It also forced me to adapt my working style to best connect with my stakeholders, teaching me flexibility and quickly putting my communication skills to test. For example, what worked in the UK ( such as using a first name basis in professional emails helped to get work done), wasn’t as effective in Poland (where I had to relearn to write in a very official reports style). On a personal note, packing my whole life and moving abroad not once but three times, and starting from scratch alone in a new place, taught me how to be more open with new people, and really how to be my most authentic self at work and open up to new connections.
what is the gender split like in your current industry?
The technology industry is committed to creating an inclusive environment for all and, even if over the years I was in teams where I was the only woman, I never felt out of place. And with time, the industry is continuing to become more inclusive still. Funnily enough, when we opened the data centre, which is an overtly engineering-intensive project, we ended up in a team where almost all key stakeholders were my incredible female peers. An accidental v-team make-up, but one that shows even the most technology-intensive projects are confidently run by women.
CAN you tell us more about the microsoft empower women programme?
Launched in 2021, the Microsoft Empower Women Programme is an upskilling scheme designed to offer women in non-IT roles the opportunity to develop skills in technology. Participants of the programme have been training in four main areas within the company: Teams, PowerBI, Power Apps and artificial intelligence, and the scheme enables women to participate in the digital transformation of businesses.
Find out more about the Microsoft Empower Women Programme.
what advice would you give to students that are trying to break into these big companies?
Connect with alumni - I know how excited I was in my first years to see my younger IMB colleagues joining Microsoft for internships or graduate schemes. Everyone on the other side of recruitment is excited to help talented and motivated young people kick start their careers and being a sponsor for early in career joiners is a truly rewarding experience.
Don’t be afraid to be bold and don’t be afraid to talk loudly about what you want to do and what you want to learn. Nobody expects you to have all the skills for the job when you graduate, but as long as you can show you know what you will have to pick up on the job and we see you are enthusiastic about the journey ahead, it is a very promising start.
have you got any exciting projects in the pipeline?
For the moment we are looking forward to seeing the market impact that the opening of Azure Poland Central will have.
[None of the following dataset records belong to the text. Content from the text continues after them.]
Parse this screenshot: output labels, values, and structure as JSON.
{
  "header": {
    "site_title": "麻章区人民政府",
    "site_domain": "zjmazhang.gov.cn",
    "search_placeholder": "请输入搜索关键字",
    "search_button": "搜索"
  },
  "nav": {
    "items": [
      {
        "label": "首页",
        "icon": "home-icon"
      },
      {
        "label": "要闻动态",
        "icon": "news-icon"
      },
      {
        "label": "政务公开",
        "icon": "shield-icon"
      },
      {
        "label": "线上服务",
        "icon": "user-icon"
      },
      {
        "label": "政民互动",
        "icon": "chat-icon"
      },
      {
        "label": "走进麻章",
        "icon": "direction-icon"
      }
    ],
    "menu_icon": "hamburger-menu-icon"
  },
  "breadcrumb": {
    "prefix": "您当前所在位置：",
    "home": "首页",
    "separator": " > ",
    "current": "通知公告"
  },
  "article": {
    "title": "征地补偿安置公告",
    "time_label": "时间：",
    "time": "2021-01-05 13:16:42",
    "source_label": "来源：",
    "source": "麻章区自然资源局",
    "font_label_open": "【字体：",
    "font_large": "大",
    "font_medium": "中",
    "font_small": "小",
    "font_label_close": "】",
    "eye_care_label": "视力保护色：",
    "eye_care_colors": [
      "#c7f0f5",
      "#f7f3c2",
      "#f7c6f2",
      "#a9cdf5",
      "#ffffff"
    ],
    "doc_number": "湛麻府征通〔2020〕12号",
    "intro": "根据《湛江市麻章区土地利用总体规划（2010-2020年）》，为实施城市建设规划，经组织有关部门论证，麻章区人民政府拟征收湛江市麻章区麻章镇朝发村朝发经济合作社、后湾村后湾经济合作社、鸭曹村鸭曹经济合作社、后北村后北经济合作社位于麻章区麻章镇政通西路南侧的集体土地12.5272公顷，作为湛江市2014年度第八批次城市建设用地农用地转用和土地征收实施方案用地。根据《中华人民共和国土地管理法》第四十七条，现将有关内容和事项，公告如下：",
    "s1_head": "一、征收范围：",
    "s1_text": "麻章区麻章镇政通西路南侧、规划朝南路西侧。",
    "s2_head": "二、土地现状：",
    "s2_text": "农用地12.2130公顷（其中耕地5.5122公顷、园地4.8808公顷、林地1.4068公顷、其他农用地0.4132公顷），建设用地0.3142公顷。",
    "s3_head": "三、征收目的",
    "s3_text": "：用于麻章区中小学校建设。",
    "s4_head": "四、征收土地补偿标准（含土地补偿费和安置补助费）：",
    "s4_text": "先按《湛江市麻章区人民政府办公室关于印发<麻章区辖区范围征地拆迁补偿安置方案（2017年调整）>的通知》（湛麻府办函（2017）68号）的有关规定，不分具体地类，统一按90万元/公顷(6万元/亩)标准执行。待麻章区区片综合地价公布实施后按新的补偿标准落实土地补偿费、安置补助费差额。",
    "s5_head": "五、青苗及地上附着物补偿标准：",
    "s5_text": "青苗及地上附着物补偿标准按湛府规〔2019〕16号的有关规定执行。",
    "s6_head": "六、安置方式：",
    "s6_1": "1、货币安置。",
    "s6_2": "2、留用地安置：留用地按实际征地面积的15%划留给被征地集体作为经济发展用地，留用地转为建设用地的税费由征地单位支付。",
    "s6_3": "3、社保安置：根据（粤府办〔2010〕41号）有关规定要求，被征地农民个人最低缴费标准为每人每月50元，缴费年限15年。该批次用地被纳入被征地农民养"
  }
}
After that, we’ll see!
Find out more about UCL School of Management’s BSc Information Management for Business programme.